BACKGROUND: Investigators have reported that the availability of foods in local grocery stores correlated with consumption when using large geopolitical units of analysis, e.g., zip codes. Associations across smaller geopolitical units, e.g., census tracts, have not been tested, nor has this work focused on restaurant availability, child consumption, or specific ethnic groups. METHODS: This study examined whether median family income and fruit, juice, and vegetable (FJV) availability in grocery stores, restaurants, and homes in 11 census tracts correlated with FJV consumption among 11- to 14-year-old African-American Boy Scouts. FJV consumption was measured in 90 scouts using two 24-h food recalls. Instruments were developed to measure the availability of FJV at area grocery stores, restaurants, and homes where troop members resided. RESULTS: Median household income (from 1990 census) was significantly correlated with restaurant fruit availability. Significant correlations were found between restaurant juice and vegetable availability and Boy Scout reported consumption of juice and vegetables. CONCLUSION: Census tract may be a useful unit when studying restaurant, but not grocery store, FJV availability.

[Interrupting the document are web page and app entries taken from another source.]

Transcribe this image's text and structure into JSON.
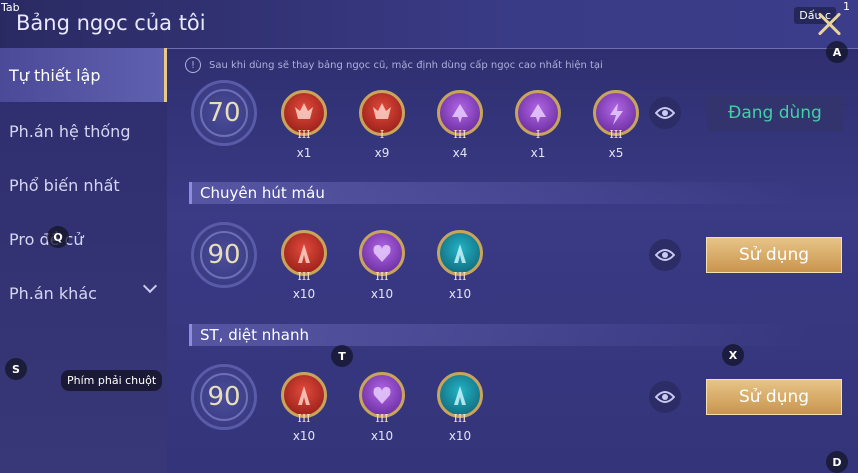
{
  "header": {
    "tab_hint": "Tab",
    "title": "Bảng ngọc của tôi",
    "close_hint": "Dấu c",
    "corner_hint": "1"
  },
  "sidebar": {
    "items": [
      {
        "label": "Tự thiết lập"
      },
      {
        "label": "Ph.án hệ thống"
      },
      {
        "label": "Phổ biến nhất"
      },
      {
        "label": "Pro đề cử"
      },
      {
        "label": "Ph.án khác"
      }
    ]
  },
  "info_text": "Sau khi dùng sẽ thay bảng ngọc cũ, mặc định dùng cấp ngọc cao nhất hiện tại",
  "pages": [
    {
      "title": "",
      "level": "70",
      "button": "Đang dùng",
      "gems": [
        {
          "color": "red",
          "tier": "III",
          "count": "x1"
        },
        {
          "color": "red",
          "tier": "I",
          "count": "x9"
        },
        {
          "color": "purple",
          "tier": "III",
          "count": "x4"
        },
        {
          "color": "purple",
          "tier": "I",
          "count": "x1"
        },
        {
          "color": "purple",
          "tier": "III",
          "count": "x5"
        }
      ]
    },
    {
      "title": "Chuyên hút máu",
      "level": "90",
      "button": "Sử dụng",
      "gems": [
        {
          "color": "red",
          "tier": "III",
          "count": "x10"
        },
        {
          "color": "purple",
          "tier": "III",
          "count": "x10"
        },
        {
          "color": "teal",
          "tier": "III",
          "count": "x10"
        }
      ]
    },
    {
      "title": "ST, diệt nhanh",
      "level": "90",
      "button": "Sử dụng",
      "gems": [
        {
          "color": "red",
          "tier": "III",
          "count": "x10"
        },
        {
          "color": "purple",
          "tier": "III",
          "count": "x10"
        },
        {
          "color": "teal",
          "tier": "III",
          "count": "x10"
        }
      ]
    }
  ],
  "key_hints": {
    "a": "A",
    "q": "Q",
    "s": "S",
    "t": "T",
    "x": "X",
    "d": "D"
  },
  "tooltip": "Phím phải chuột",
  "colors": {
    "accent_gold": "#e7c98a",
    "using_green": "#3fd1a8"
  }
}
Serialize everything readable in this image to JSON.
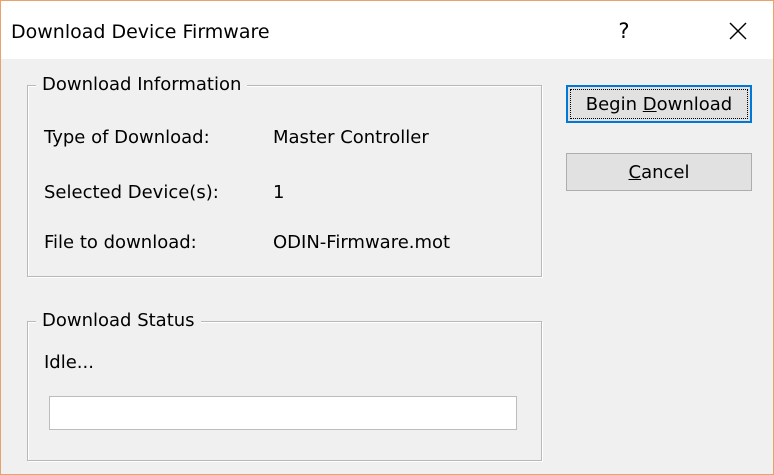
{
  "window": {
    "title": "Download Device Firmware",
    "help_label": "?"
  },
  "info_group": {
    "legend": "Download Information",
    "rows": [
      {
        "label": "Type of Download:",
        "value": "Master Controller"
      },
      {
        "label": "Selected Device(s):",
        "value": "1"
      },
      {
        "label": "File to download:",
        "value": "ODIN-Firmware.mot"
      }
    ]
  },
  "status_group": {
    "legend": "Download Status",
    "status_text": "Idle...",
    "progress": 0
  },
  "buttons": {
    "begin_pre": "Begin ",
    "begin_mnemonic": "D",
    "begin_post": "ownload",
    "cancel_mnemonic": "C",
    "cancel_post": "ancel"
  },
  "colors": {
    "window_border": "#e8a26a",
    "dialog_bg": "#f0f0f0",
    "focus_border": "#0078d7"
  },
  "icons": {
    "close": "close-icon"
  }
}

Within a census tract, restaurant FJV availability may be a significant target for community intervention and process evaluation.
At A Glance
Individual Dietary Behavior Variables
Individual Dietary Behavior
24-hour dietary recall
Number of Items
Houston, TX, USA
Information about Development of Measure
Nothing to add
6 - 11 Years
12 - 18 Years
Health Outcomes Assessed
BMI Measured or Self-reported
Sociodemographic characteristics (socioeconomic status, race)
Environments or policies (if individual domain)
Data Reported on Race/Ethnicity
Quantitative data on study sample
Data Reported on SES
How To Use
Yes, time not reported
Instructions on Use
Data Collection/Analysis Costs
Participants received a small gratuity amounting to $1 or less at the conclusion of each completed recall.
Two 24-hour recalls were conducted approximately 1 week apart.
Instructions on Data Analysis
Instructions on analysis included in article
There are no validity tests reported for this measure.
|Type of reliability||Construct/subscale assessed||Test/statistic used||Result|
|Test-retest||The two 24-hour recalls||Pearson correlation coefficient||r=0.32, p<0.05|